The Office of Compliance Inspections and Examinations (OCIE) of the U.S. Securities and Exchange Commission (SEC) recently issued a risk alert regarding outsourcing compliance activities to third parties. The SEC’s OCIE conducted nearly 20 examinations focusing on SEC-registered investment adviser firms that outsource the position of the Chief Compliance Officer (CCO) to third parties. The risk alert shares SEC staff’s observations and identifies areas of risk associated with an investment adviser firm outsourcing the role of CCO. This SEC Risk Alert comes on the heels of a new rule the SEC proposed in May of 2015, which would require investment advisers to disclose if they outsource the role of CCO. These two actions indicate that the SEC is seriously scrutinizing the effectiveness of an investment adviser firm’s outsourced CCO.
Pursuant to Rule 206(4)-7(c) under the Investment Advisers Act of 1940, an investment adviser firm must designate an individual as CCO to be responsible for administering its policies and procedures. There are no rules prohibiting an investment adviser outsourcing the role of a CCO to a third party, however the SEC staff evaluated the effectiveness of the outsourced CCOs by considering whether;

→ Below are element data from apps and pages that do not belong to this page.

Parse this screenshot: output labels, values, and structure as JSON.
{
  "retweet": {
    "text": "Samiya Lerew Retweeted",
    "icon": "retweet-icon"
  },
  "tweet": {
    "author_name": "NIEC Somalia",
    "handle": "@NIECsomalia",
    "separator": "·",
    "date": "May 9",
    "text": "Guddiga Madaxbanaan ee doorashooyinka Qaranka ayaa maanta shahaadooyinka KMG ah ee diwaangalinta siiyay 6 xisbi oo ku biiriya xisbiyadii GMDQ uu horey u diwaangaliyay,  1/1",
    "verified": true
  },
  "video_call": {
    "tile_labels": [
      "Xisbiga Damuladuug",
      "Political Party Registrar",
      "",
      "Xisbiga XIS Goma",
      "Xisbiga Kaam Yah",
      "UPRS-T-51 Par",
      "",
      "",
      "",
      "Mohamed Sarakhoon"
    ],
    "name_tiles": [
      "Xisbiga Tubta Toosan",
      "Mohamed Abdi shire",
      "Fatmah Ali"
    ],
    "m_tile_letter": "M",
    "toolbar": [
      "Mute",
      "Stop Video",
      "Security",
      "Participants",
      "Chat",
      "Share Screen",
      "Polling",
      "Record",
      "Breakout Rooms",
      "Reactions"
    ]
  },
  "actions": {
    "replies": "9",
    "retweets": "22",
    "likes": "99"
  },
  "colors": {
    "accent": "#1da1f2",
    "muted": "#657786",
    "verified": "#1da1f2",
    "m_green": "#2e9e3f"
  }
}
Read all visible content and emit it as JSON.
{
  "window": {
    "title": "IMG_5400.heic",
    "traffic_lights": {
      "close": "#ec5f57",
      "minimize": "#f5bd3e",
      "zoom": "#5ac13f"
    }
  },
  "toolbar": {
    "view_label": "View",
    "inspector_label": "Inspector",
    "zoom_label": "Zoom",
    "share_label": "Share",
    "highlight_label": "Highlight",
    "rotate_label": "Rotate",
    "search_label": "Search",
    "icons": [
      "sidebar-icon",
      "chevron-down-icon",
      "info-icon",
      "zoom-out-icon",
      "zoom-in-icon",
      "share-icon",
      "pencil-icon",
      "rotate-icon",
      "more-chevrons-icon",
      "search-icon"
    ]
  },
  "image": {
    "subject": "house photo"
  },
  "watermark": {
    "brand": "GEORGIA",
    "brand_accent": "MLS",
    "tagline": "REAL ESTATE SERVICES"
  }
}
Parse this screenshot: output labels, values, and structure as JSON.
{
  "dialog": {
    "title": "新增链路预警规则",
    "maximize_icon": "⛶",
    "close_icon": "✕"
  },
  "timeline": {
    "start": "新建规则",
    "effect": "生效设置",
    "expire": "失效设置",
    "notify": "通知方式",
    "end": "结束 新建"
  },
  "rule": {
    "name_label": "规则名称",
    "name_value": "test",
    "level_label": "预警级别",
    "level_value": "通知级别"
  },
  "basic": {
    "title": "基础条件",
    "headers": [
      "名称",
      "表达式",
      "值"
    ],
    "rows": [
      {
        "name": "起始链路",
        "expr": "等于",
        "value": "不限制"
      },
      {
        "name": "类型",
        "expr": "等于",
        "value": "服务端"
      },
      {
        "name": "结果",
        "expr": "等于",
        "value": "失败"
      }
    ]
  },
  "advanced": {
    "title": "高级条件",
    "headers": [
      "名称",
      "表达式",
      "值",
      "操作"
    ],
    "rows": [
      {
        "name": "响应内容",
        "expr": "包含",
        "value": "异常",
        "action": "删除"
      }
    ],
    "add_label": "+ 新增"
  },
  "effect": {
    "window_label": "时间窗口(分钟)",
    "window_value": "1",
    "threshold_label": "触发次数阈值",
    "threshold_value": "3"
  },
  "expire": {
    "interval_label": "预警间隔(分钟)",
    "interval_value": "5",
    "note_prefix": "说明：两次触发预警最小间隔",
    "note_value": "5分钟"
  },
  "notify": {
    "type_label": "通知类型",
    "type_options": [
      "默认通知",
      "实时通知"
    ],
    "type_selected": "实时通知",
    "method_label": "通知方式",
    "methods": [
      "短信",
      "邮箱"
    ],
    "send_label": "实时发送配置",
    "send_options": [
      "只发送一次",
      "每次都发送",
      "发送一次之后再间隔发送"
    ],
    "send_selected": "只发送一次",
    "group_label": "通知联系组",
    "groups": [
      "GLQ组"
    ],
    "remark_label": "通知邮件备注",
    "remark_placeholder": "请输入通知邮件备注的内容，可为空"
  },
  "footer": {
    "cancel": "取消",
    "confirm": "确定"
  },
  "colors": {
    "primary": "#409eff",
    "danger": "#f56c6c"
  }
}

- The CCO was administering a compliance environment that addressed and supported the goals of the Investment Advisers Act, Investment Company Act, and other federal securities laws, as applicable (i.e., compliance risks were appropriately identified, mitigated, and managed);
- The investment adviser’s compliance program was reasonably designed to prevent, detect, and address violations of the Investment Advisers Act, Investment Company Act, and other federal securities laws, as applicable;
- The investment adviser’s compliance program supported open communication between service providers and those with investment adviser compliance oversight responsibilities;
- The investment adviser’s compliance program appeared to be proactive rather than reactive;
- The CCO appeared to have sufficient authority to influence adherence with the investment adviser’s compliance policies and procedures, as adopted, and was allocated sufficient resources to perform his or her responsibilities;
- Compliance appeared to be an important part of the investment adviser’s culture
The examination found that outsourced CCOs were generally effective in administering the investment adviser’s compliance program when they frequently interacted with the firm and its employees and were able to obtain independently the records they deemed necessary for conducting such reviews.
The SEC staff identified areas of risk associated with outsourcing the role of CCO including the misidentification of the firm’s risks. Other areas of risk are:
- Standardized checklists, which the outsourced CCO would use to gather information about the investment adviser firm. Some of these checklists were found to be generic and did not capture the business models or strategies of the investment adviser firms.
- Compliance policies and procedures were not tailored to investment adviser’s businesses or practices.
- A general lack of documentation evidencing the compliance annual review testing.
If your investment adviser firm outsources the role of CCO to a third party, RIA Compliance Consultants strongly encourages you to review your business practices specifically scrutinizing the the risks highlighted in this SEC Risk Alert.